Problem to solve
A word-for-word repeat of all the data is the goal.

Input data
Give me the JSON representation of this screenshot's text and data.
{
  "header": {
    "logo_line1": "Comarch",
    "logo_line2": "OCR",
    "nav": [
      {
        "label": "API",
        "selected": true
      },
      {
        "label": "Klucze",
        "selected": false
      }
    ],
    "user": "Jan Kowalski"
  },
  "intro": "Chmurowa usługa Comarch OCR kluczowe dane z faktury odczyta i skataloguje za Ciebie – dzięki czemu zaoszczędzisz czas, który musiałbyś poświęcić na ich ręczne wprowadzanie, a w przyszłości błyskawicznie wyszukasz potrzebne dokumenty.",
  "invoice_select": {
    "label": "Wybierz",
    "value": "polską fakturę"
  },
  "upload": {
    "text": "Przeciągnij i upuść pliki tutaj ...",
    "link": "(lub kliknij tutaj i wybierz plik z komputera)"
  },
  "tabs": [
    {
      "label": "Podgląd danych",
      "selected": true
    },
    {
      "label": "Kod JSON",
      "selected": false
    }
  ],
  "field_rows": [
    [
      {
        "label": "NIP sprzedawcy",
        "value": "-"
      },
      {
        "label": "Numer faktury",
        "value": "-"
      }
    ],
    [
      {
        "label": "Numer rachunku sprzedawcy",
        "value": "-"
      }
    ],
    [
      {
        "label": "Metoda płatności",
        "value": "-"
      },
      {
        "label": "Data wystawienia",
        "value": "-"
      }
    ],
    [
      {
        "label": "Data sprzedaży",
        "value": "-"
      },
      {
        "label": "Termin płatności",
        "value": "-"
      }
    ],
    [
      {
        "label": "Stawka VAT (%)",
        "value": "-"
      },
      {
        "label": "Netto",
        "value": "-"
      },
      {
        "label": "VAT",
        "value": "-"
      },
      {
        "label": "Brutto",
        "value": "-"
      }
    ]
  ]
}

Written response
Give me the JSON representation of this screenshot's text and data.
{
  "header": {
    "logo_line1": "Comarch",
    "logo_line2": "OCR",
    "nav": [
      {
        "label": "API",
        "selected": true
      },
      {
        "label": "Klucze",
        "selected": false
      }
    ],
    "user": "Jan Kowalski"
  },
  "intro": "Chmurowa usługa Comarch OCR kluczowe dane z faktury odczyta i skataloguje za Ciebie – dzięki czemu zaoszczędzisz czas, który musiałbyś poświęcić na ich ręczne wprowadzanie, a w przyszłości błyskawicznie wyszukasz potrzebne dokumenty.",
  "invoice_select": {
    "label": "Wybierz",
    "value": "polską fakturę"
  },
  "upload": {
    "text": "Przeciągnij i upuść pliki tutaj ...",
    "link": "(lub kliknij tutaj i wybierz plik z komputera)"
  },
  "tabs": [
    {
      "label": "Podgląd danych",
      "selected": true
    },
    {
      "label": "Kod JSON",
      "selected": false
    }
  ],
  "field_rows": [
    [
      {
        "label": "NIP sprzedawcy",
        "value": "-"
      },
      {
        "label": "Numer faktury",
        "value": "-"
      }
    ],
    [
      {
        "label": "Numer rachunku sprzedawcy",
        "value": "-"
      }
    ],
    [
      {
        "label": "Metoda płatności",
        "value": "-"
      },
      {
        "label": "Data wystawienia",
        "value": "-"
      }
    ],
    [
      {
        "label": "Data sprzedaży",
        "value": "-"
      },
      {
        "label": "Termin płatności",
        "value": "-"
      }
    ],
    [
      {
        "label": "Stawka VAT (%)",
        "value": "-"
      },
      {
        "label": "Netto",
        "value": "-"
      },
      {
        "label": "VAT",
        "value": "-"
      },
      {
        "label": "Brutto",
        "value": "-"
      }
    ]
  ]
}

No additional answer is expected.